These foundational ideas don’t always stay the same. You can swap some out or re-write them as more experiences happen and you make choices about how to live your life. You might lose good foundations as you grow and pick up new blocks that aren’t healthy and supportive. On the other hand, you can also over-write bad foundations and put more positive ideas into your identity. Read more

A Time To Move On

Sometimes reminders to grow come as a gentle nudge. Other times they smack you upside the head.

It’s sort of the same way that God sometimes speaks to you in a still small voice and other times He uses a trumpet blast.

This past weekend the Rabbi in my Messianic church gave a message about keeping your eyes on the end goal; on what the “song-writer” of your life has planned for you. The part of this message that really stood out to me is what he said about moving on from grief. He started by reading this verse:

Yahweh said to Samuel, “How long will you mourn for Saul, since I have rejected him from being king over Israel? Fill your horn with oil, and go. I will send you to Jesse the Bethlehemite; for I have provided a king for myself among his sons.” (1 Sam. 16:1, WEB)

Because of Saul’s disobedience and pride, God rejected him and moved on to the next step in His plan. He gave the prophet Samuel time to grieve Saul, since there is “a time to mourn” (Ecc. 3:4), but now God expected him to move on. Similarly, in our lives, there is a season to mourn when something bad happens. However, we’re not meant to stay there.

I was already thinking about my breakup that happened 4 months ago when the rabbi started talking about this subject, and then he specifically used a relationship ending as an example. So when he said, “There are a few people here who really need to hear this message” I felt like I was definitely one of them.

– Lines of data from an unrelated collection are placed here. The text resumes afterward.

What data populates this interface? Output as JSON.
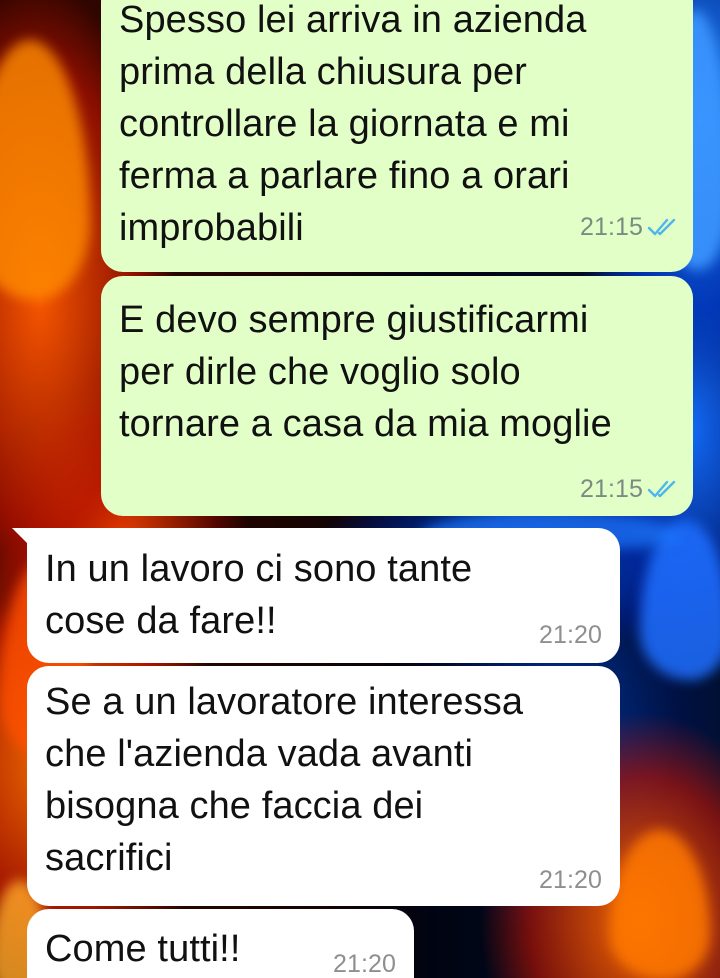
{
  "chat": {
    "messages": [
      {
        "direction": "outgoing",
        "text": "Spesso lei arriva in azienda\nprima della chiusura per\ncontrollare la giornata e mi\nferma a parlare fino a orari\nimprobabili",
        "time": "21:15",
        "status": "read"
      },
      {
        "direction": "outgoing",
        "text": "E devo sempre giustificarmi\nper dirle che voglio solo\ntornare a casa da mia moglie",
        "time": "21:15",
        "status": "read"
      },
      {
        "direction": "incoming",
        "text": "In un lavoro ci sono tante\ncose da fare!!",
        "time": "21:20"
      },
      {
        "direction": "incoming",
        "text": "Se a un lavoratore interessa\nche l'azienda vada avanti\nbisogna che faccia dei\nsacrifici",
        "time": "21:20"
      },
      {
        "direction": "incoming",
        "text": "Come tutti!!",
        "time": "21:20"
      }
    ]
  },
  "colors": {
    "outgoing_bubble": "#e2ffc8",
    "incoming_bubble": "#ffffff",
    "read_ticks": "#4fb6ec",
    "wallpaper_left": "fire-red-orange",
    "wallpaper_right": "ice-blue"
  },
  "icons": {
    "read_status": "double-check-icon"
  }
}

How long will you keep grieving over something that is past and can’t be fixed or recovered? he asked. We need to look to the end, trusting God has better plans and a new season waiting for us. There are times when our situations have to come to a point where things look dead before God can raise up something else that will produce fruit. And all of this ties-in to my own blog post from Saturday, “Are You Growing Or Shrinking?”

I’m starting to feel like God’s trying to get my attention. Read more

Are You Growing Or Shrinking?

A couple weeks ago, a speaker in one of my church groups asked, “Are you using major disruptions in your life to grow or to shrink?”

This question really hit me. As my regular readers know, I’ve had some major disruptions in my life over the past year. They’ve been prompting lots of personal growth, but they also come with the temptation to hide from that growth. There are days when the last thing I want to do is keep going. I want to curl up small in a nest of fluffy blankets and let the whole world go by without noticing me.

One of the main reasons God lets us go through trials is to give us opportunities for growth. In scripture, this is often refereed to as a testing or refining process designed to make us more like God. He doesn’t expect us to fully become like Him in this life. But He does want us to keep growing toward that goal, not shrinking away.

Growth-Ready Mindset

When I say we shouldn’t be “shrinking” I don’t mean that we have to be big, excessively confident, loud, or something of that sort. God can use people like that, sure, but He also uses the quiet, small, “little people.” He works equally well with meek Moses and brash Peter.

God likes working with people who can recognize they’re not complete yet. Everyone must be brought to a point of humility — a place where we know how much we need God — before we can start growing. Read more